Items from a data source |
--------

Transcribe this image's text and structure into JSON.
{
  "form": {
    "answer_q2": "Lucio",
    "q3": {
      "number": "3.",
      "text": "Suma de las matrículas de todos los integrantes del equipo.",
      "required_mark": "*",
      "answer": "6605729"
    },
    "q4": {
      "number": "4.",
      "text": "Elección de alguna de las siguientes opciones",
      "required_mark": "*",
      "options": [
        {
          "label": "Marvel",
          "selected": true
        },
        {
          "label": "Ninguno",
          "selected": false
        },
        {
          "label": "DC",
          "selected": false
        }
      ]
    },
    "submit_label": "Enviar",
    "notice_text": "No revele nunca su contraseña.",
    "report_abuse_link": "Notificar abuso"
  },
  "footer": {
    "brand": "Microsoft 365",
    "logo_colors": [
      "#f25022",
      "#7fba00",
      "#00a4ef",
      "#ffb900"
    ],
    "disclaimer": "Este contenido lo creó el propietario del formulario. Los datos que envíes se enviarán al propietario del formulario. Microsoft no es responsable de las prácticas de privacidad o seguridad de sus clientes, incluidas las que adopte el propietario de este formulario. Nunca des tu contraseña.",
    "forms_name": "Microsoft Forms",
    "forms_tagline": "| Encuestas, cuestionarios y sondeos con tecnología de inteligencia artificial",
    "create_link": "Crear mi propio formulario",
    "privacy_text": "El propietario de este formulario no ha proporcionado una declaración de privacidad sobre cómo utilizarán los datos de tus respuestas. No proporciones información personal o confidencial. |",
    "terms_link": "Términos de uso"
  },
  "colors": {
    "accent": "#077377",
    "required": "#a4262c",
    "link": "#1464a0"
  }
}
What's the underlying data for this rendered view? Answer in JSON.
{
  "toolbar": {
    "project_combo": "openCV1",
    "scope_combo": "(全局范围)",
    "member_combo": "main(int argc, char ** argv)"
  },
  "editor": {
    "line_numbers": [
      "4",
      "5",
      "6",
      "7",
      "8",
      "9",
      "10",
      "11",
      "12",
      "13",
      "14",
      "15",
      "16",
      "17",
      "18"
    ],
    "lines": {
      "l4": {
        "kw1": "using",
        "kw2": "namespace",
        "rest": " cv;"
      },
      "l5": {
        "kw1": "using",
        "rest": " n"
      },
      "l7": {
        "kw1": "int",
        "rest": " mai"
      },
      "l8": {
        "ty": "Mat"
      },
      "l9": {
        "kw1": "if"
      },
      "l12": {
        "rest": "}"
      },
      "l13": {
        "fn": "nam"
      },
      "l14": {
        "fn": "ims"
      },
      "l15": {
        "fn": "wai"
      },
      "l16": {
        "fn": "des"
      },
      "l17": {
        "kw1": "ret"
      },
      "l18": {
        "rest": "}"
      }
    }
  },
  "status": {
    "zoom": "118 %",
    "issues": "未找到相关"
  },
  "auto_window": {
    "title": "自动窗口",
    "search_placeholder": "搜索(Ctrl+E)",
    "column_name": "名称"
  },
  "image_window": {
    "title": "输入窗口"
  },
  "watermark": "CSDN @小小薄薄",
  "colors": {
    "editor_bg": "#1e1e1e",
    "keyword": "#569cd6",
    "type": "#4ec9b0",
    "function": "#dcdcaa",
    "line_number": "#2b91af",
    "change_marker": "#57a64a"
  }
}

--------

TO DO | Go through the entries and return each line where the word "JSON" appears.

EXERCISE RESULT |
Transcribe this image's text and structure into JSON.
What's the underlying data for this rendered view? Answer in JSON.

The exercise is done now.